**Requirement**: Nothing belongs in the answer except the lines of the material that include "hours".

**Records for the task**:
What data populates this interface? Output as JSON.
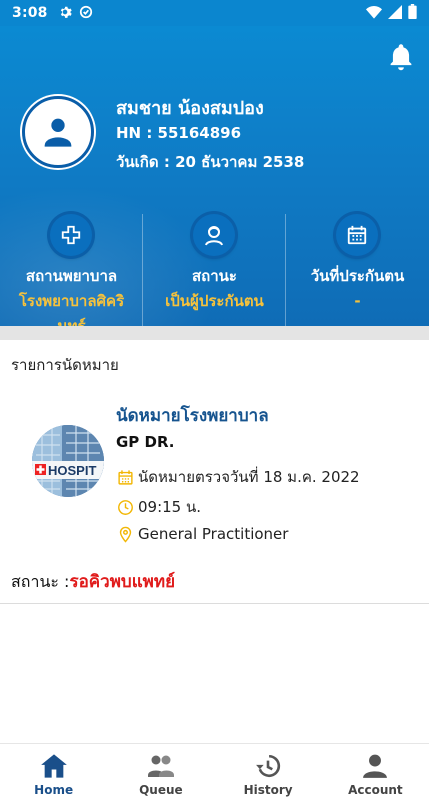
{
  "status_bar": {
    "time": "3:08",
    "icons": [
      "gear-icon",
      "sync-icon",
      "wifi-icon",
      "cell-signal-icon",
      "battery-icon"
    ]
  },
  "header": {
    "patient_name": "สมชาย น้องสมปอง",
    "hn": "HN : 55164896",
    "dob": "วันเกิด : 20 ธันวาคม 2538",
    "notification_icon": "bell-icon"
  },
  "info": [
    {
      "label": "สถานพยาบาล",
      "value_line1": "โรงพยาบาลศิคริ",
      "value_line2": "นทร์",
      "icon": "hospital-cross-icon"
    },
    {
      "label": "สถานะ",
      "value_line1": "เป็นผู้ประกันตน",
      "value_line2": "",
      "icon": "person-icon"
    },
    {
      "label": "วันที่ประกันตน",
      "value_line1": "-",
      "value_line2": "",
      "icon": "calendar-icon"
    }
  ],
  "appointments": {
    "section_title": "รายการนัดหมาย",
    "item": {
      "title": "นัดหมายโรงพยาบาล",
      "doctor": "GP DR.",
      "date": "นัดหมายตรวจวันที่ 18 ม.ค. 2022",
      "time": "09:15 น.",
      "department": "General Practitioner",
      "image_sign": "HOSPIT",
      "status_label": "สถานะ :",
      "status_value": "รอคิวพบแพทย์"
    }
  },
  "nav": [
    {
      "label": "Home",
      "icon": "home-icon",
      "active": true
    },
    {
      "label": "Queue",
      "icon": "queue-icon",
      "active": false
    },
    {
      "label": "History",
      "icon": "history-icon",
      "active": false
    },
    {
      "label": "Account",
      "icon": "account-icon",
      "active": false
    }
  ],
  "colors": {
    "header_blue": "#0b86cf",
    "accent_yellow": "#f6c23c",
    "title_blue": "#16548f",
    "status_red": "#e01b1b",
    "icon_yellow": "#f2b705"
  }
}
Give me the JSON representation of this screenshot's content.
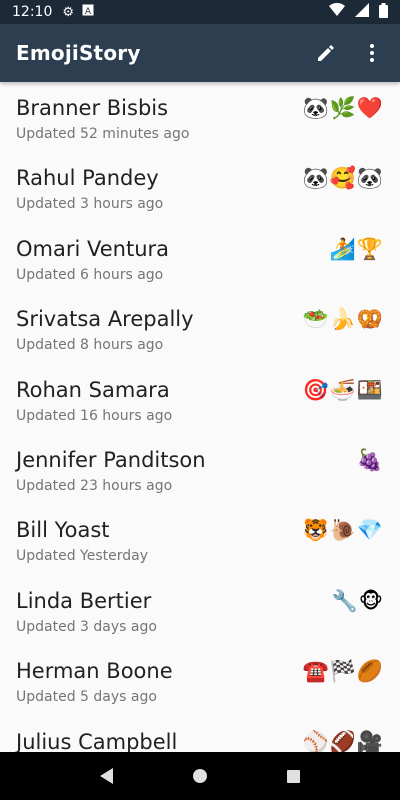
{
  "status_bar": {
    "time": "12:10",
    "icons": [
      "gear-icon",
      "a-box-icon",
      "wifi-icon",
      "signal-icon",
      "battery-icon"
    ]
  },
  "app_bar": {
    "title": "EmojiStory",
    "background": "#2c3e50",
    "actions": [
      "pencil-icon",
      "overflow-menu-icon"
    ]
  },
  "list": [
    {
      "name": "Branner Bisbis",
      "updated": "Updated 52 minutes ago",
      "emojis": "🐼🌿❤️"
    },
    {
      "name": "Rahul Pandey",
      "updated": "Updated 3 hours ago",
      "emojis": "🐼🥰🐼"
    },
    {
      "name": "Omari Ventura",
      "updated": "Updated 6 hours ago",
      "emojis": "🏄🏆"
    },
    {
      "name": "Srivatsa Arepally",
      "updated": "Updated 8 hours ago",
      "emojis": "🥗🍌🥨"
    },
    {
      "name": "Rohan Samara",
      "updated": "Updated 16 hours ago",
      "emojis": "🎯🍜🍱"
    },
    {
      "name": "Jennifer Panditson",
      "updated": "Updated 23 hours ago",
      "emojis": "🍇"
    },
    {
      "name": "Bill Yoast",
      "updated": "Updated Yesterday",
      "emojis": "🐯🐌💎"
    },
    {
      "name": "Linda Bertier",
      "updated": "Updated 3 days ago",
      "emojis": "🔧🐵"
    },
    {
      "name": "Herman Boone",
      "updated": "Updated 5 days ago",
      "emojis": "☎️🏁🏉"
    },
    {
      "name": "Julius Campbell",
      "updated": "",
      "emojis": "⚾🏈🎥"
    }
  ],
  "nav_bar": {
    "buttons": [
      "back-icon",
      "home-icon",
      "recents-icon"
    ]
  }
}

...

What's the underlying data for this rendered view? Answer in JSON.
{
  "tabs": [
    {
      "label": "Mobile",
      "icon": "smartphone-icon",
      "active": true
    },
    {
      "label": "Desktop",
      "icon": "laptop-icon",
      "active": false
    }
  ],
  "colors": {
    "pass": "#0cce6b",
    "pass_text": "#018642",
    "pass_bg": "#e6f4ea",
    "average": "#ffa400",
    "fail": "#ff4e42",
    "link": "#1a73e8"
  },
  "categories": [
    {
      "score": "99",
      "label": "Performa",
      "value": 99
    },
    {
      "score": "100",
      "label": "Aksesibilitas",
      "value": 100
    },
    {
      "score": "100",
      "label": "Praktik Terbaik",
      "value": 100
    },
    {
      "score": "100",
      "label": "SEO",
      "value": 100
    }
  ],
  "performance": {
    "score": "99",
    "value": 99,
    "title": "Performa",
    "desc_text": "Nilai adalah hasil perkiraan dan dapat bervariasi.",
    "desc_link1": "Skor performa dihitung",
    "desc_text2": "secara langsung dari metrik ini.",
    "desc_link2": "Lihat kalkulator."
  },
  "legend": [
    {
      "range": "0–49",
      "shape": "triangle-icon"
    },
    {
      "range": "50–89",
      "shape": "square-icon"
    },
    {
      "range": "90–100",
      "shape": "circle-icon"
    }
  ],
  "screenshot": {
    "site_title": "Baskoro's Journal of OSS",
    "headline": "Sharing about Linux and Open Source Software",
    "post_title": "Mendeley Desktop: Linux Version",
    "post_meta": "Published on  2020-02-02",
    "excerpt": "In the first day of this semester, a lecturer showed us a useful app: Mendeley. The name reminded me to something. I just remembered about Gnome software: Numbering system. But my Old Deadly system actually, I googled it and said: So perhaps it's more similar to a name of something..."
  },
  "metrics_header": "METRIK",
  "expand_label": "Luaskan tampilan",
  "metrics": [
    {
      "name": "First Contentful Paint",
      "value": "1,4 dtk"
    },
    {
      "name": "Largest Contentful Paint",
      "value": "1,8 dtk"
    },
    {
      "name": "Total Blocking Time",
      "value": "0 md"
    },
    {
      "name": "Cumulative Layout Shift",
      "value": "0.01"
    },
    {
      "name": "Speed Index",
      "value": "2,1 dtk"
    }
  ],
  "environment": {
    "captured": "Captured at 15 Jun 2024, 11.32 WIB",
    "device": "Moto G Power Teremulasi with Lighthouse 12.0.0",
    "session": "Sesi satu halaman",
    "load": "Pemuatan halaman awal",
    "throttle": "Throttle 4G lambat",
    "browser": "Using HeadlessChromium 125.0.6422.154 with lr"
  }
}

**Final answer**:
      "updated": "Updated 3 hours ago",
      "updated": "Updated 6 hours ago",
      "updated": "Updated 8 hours ago",
      "updated": "Updated 16 hours ago",
      "updated": "Updated 23 hours ago",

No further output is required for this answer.